Bingo, the story of my dog
BINGO, The Story of My Dog
IT WAS EARLY in November, 1882, and the Manitoba winter had just set in.
I was tilting back in my chair for a few lazy moments after breakfast,
idly alternating my gaze from the one window-pane of our shanty, through
which was framed a bit of the prairie and the end of our cowshed, to the
old rhyme of the 'Franckelyn's dogge' pinned on the logs near by. But
the dreamy mixture of rhyme and view was quickly dispelled by the sight
of a large gray animal dashing across the prairie into the cowshed, with
a smaller black and white animal in hot pursuit.
"A wolf," I exclaimed, and seizing a rifle dashed out to help the dog.
But before I could get there they had left the stable, and after a
short run over the snow the wolf again turned at bay, and the dog, our
neighbor's collie, circled about watching his chance to snap.
I fired a couple of long shots, which had the effect only of setting
them off again over the prairie. After another run this matchless dog
closed and seized the wolf by the haunch, but again retreated to avoid
the fierce return chop. Then there was another stand at bay, and again a
race over the snow. Every few hundred yards this scene was repeated, the
dog managing so that each fresh rush should be toward the settlement,
while the wolf vainly tried to break back toward the dark belt of
trees in the east. At last after a mile of this fighting and running I
overtook them, and the dog, seeing that he now had good backing, closed
in for the finish.
After a few seconds the whirl of struggling animals resolved itself into
a wolf, on his back, with a bleeding collie gripping his throat, and
it was now easy for me to step up and end the fight by putting a ball
through the wolf's head.
Then, when this dog of marvellous wind saw that his foe was dead, he
gave him no second glance, but set out at a lope for a farm four miles
across the snow where he had left his master when first the wolf
was started. He was a wonderful dog, and even if I had not come he
undoubtedly would have killed the wolf alone, as I learned he had
already done with others of the kind, in spite of the fact that the
wolf, though of the smaller or prairie race, was much large than
himself. I was filled with admiration for the dog's prowess and at once
sought to buy him at any price. The scornful reply of his owner was,
"Why don't you try to buy one of the children?"
Since Frank was not in the market I was obliged to content myself with
the next best thing, one of his alleged progeny. That is, a son of his
wife. This probable offspring of an illustrious sire was a roly-poly
ball of black fur that looked more like a long-tailed bearcub than a
puppy. But he had some tan markings like those on Frank's coat,

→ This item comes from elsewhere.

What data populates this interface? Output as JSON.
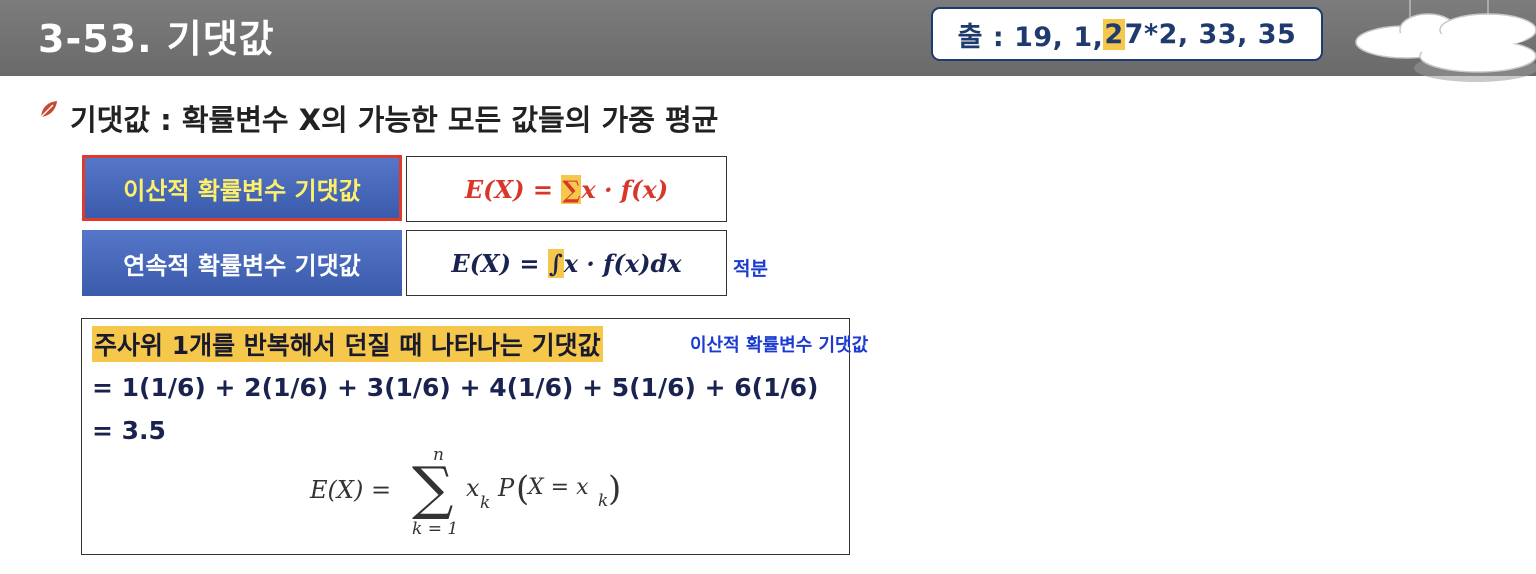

that were, I hoped, guarantees of future greatness, and also a very
characteristic ring of white that he always wore on his muzzle.
Having got possession of his person, the next thing was to find him
a name. Surely this puzzle was already solved. The rhyme of the
'Franckelyn's dogge' was in-built with the foundation of our
acquaintance, so with adequate pomp we yclept him little Bingo.'
The rest of that winter Bingo spent in our shanty, living the life of a
blubbery, fat, well-meaning, ill-doing puppy; gorging himself with food
and growing bigger and clumsier each day. Even sad experience failed
to teach him that he must keep his nose out of the rat trap. His most
friendly overtures to the cat were wholly misunderstood and resulted